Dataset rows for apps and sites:
***
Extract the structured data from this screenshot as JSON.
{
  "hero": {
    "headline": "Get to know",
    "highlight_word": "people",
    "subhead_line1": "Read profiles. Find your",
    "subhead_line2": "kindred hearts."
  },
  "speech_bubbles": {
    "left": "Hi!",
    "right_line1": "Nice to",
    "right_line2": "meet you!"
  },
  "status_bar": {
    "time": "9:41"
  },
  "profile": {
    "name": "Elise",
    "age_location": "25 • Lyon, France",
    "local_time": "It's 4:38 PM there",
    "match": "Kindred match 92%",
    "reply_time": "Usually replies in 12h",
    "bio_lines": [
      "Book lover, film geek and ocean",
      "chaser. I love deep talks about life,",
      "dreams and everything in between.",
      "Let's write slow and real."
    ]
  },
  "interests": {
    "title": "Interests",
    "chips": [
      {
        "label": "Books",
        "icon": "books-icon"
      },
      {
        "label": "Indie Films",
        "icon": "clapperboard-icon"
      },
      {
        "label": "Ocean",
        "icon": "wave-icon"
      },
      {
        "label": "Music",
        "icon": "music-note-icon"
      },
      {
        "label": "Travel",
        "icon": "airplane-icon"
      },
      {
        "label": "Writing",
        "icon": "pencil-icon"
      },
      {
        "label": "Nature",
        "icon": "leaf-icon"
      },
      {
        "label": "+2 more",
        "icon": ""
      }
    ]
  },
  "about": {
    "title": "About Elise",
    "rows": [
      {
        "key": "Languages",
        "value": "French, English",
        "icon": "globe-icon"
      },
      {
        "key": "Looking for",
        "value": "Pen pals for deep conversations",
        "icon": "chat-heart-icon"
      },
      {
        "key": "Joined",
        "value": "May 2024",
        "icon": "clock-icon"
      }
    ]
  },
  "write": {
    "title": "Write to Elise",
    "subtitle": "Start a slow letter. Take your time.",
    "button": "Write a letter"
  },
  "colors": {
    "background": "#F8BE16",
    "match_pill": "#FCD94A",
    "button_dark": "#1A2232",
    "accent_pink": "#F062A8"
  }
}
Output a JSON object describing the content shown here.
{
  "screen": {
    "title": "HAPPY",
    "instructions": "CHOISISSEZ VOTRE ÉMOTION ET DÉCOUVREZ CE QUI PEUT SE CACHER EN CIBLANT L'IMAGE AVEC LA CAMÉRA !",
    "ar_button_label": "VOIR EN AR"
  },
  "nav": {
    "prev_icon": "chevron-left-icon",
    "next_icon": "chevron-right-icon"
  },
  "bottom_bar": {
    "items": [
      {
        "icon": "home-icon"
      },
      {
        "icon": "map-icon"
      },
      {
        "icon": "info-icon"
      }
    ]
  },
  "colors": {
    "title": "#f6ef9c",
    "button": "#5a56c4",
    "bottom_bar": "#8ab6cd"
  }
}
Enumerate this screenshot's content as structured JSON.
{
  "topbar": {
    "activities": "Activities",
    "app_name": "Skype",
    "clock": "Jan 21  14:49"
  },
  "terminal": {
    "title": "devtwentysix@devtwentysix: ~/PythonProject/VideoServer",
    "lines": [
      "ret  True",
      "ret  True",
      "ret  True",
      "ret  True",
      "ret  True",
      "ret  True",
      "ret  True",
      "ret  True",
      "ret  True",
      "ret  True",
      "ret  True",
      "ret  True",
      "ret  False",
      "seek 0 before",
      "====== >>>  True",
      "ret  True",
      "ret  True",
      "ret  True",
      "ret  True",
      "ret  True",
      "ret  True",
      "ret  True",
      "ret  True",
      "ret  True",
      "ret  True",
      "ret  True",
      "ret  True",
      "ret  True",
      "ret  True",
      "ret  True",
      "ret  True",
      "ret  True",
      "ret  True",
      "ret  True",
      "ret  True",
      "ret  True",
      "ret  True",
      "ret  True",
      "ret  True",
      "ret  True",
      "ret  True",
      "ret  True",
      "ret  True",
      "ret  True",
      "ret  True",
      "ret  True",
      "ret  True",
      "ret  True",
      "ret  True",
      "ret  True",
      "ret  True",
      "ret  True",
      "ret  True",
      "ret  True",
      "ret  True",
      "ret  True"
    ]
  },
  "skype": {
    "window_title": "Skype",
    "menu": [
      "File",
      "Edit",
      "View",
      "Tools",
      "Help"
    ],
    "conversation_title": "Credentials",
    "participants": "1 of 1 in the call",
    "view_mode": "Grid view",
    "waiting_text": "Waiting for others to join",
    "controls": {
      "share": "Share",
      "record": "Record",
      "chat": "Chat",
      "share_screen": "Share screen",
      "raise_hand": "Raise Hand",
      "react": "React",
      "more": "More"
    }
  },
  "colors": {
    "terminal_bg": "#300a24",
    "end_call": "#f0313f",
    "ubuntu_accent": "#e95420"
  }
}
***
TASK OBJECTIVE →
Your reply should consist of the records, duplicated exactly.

EXERCISE ANSWER →
Extract the structured data from this screenshot as JSON.
{
  "hero": {
    "headline": "Get to know",
    "highlight_word": "people",
    "subhead_line1": "Read profiles. Find your",
    "subhead_line2": "kindred hearts."
  },
  "speech_bubbles": {
    "left": "Hi!",
    "right_line1": "Nice to",
    "right_line2": "meet you!"
  },
  "status_bar": {
    "time": "9:41"
  },
  "profile": {
    "name": "Elise",
    "age_location": "25 • Lyon, France",
    "local_time": "It's 4:38 PM there",
    "match": "Kindred match 92%",
    "reply_time": "Usually replies in 12h",
    "bio_lines": [
      "Book lover, film geek and ocean",
      "chaser. I love deep talks about life,",
      "dreams and everything in between.",
      "Let's write slow and real."
    ]
  },
  "interests": {
    "title": "Interests",
    "chips": [
      {
        "label": "Books",
        "icon": "books-icon"
      },
      {
        "label": "Indie Films",
        "icon": "clapperboard-icon"
      },
      {
        "label": "Ocean",
        "icon": "wave-icon"
      },
      {
        "label": "Music",
        "icon": "music-note-icon"
      },
      {
        "label": "Travel",
        "icon": "airplane-icon"
      },
      {
        "label": "Writing",
        "icon": "pencil-icon"
      },
      {
        "label": "Nature",
        "icon": "leaf-icon"
      },
      {
        "label": "+2 more",
        "icon": ""
      }
    ]
  },
  "about": {
    "title": "About Elise",
    "rows": [
      {
        "key": "Languages",
        "value": "French, English",
        "icon": "globe-icon"
      },
      {
        "key": "Looking for",
        "value": "Pen pals for deep conversations",
        "icon": "chat-heart-icon"
      },
      {
        "key": "Joined",
        "value": "May 2024",
        "icon": "clock-icon"
      }
    ]
  },
  "write": {
    "title": "Write to Elise",
    "subtitle": "Start a slow letter. Take your time.",
    "button": "Write a letter"
  },
  "colors": {
    "background": "#F8BE16",
    "match_pill": "#FCD94A",
    "button_dark": "#1A2232",
    "accent_pink": "#F062A8"
  }
}
Output a JSON object describing the content shown here.
{
  "screen": {
    "title": "HAPPY",
    "instructions": "CHOISISSEZ VOTRE ÉMOTION ET DÉCOUVREZ CE QUI PEUT SE CACHER EN CIBLANT L'IMAGE AVEC LA CAMÉRA !",
    "ar_button_label": "VOIR EN AR"
  },
  "nav": {
    "prev_icon": "chevron-left-icon",
    "next_icon": "chevron-right-icon"
  },
  "bottom_bar": {
    "items": [
      {
        "icon": "home-icon"
      },
      {
        "icon": "map-icon"
      },
      {
        "icon": "info-icon"
      }
    ]
  },
  "colors": {
    "title": "#f6ef9c",
    "button": "#5a56c4",
    "bottom_bar": "#8ab6cd"
  }
}
Enumerate this screenshot's content as structured JSON.
{
  "topbar": {
    "activities": "Activities",
    "app_name": "Skype",
    "clock": "Jan 21  14:49"
  },
  "terminal": {
    "title": "devtwentysix@devtwentysix: ~/PythonProject/VideoServer",
    "lines": [
      "ret  True",
      "ret  True",
      "ret  True",
      "ret  True",
      "ret  True",
      "ret  True",
      "ret  True",
      "ret  True",
      "ret  True",
      "ret  True",
      "ret  True",
      "ret  True",
      "ret  False",
      "seek 0 before",
      "====== >>>  True",
      "ret  True",
      "ret  True",
      "ret  True",
      "ret  True",
      "ret  True",
      "ret  True",
      "ret  True",
      "ret  True",
      "ret  True",
      "ret  True",
      "ret  True",
      "ret  True",
      "ret  True",
      "ret  True",
      "ret  True",
      "ret  True",
      "ret  True",
      "ret  True",
      "ret  True",
      "ret  True",
      "ret  True",
      "ret  True",
      "ret  True",
      "ret  True",
      "ret  True",
      "ret  True",
      "ret  True",
      "ret  True",
      "ret  True",
      "ret  True",
      "ret  True",
      "ret  True",
      "ret  True",
      "ret  True",
      "ret  True",
      "ret  True",
      "ret  True",
      "ret  True",
      "ret  True",
      "ret  True",
      "ret  True"
    ]
  },
  "skype": {
    "window_title": "Skype",
    "menu": [
      "File",
      "Edit",
      "View",
      "Tools",
      "Help"
    ],
    "conversation_title": "Credentials",
    "participants": "1 of 1 in the call",
    "view_mode": "Grid view",
    "waiting_text": "Waiting for others to join",
    "controls": {
      "share": "Share",
      "record": "Record",
      "chat": "Chat",
      "share_screen": "Share screen",
      "raise_hand": "Raise Hand",
      "react": "React",
      "more": "More"
    }
  },
  "colors": {
    "terminal_bg": "#300a24",
    "end_call": "#f0313f",
    "ubuntu_accent": "#e95420"
  }
}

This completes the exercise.